“One of the greatest challenges and yet biggest rewards has been the ability to grow a business as a stay-at-home mom. It is a continual process of figuring out how to balance the growth of a business and the growth of a family. I couldn’t do it without the support of my husband, Kevin, and the kids and yet it’s certainly hard at times.”

Because she says she “bounces back and forth” between her work and family, her kids often feel like she is always working. Kroll is thankful that she has the help of her sister, April Bechtold, and her mother, Kathy Bechtold, who regularly helps with the kids. She also employs a couple of other helpers, including her daughter, Lucia, who has taken on the job of shop cleanup.

“I want the kids to see and learn that money is earned and to see the value of providing a service to others,” she said.

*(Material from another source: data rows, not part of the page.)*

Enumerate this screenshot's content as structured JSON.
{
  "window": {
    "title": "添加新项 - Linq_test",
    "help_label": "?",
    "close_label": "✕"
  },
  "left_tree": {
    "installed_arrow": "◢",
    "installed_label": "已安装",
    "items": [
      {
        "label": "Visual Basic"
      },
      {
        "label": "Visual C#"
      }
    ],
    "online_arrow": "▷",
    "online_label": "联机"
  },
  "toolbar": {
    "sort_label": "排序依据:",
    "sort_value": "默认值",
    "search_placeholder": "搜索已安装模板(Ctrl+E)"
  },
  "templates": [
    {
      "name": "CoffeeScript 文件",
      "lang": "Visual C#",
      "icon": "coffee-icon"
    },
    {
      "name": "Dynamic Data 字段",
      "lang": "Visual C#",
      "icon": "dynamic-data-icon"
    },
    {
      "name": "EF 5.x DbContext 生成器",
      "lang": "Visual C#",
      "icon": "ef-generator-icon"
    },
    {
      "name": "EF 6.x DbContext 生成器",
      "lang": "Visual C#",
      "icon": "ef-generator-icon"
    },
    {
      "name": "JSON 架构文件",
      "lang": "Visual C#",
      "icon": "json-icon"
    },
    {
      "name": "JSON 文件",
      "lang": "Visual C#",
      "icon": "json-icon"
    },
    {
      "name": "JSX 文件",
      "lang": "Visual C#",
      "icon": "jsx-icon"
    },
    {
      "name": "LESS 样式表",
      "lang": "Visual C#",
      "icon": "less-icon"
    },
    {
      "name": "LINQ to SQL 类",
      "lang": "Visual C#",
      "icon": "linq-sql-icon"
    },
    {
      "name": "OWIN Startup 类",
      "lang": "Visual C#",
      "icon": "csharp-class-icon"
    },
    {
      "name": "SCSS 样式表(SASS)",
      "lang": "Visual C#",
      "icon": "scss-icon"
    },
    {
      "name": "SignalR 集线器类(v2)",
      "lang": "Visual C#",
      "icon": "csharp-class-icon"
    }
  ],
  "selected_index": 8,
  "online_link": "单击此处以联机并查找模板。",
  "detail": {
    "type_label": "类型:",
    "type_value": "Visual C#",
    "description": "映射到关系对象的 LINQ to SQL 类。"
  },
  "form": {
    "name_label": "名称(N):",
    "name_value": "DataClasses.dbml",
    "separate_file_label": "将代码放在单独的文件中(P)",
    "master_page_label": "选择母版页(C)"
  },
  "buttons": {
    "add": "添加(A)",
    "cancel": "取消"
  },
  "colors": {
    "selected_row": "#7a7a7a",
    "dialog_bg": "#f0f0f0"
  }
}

As her business expanded, so has her family. Kroll and her husband, Kevin, now have three children including Lucia, 9, Bennet, 4, Mari, 1, and a baby due in December.

“As a family we are excited about a new baby coming,” she said. “It’s fun to watch something grow as a family. Blessing and Light often feels like another baby in the family, one that has grown from my kitchen space to the dining room, to half the garage and now we are in the process of taking over the whole garage.

“I am very excited and grateful to have created this business which allows me to use my strengths to create for and serve others,” she added. “As steadily as it has grown, I feel like I am just beginning to feel the potential of the impact it could have.”

For more information about Blessing and Light and to view some of Kroll’s work, visit www.blessingandlight.com.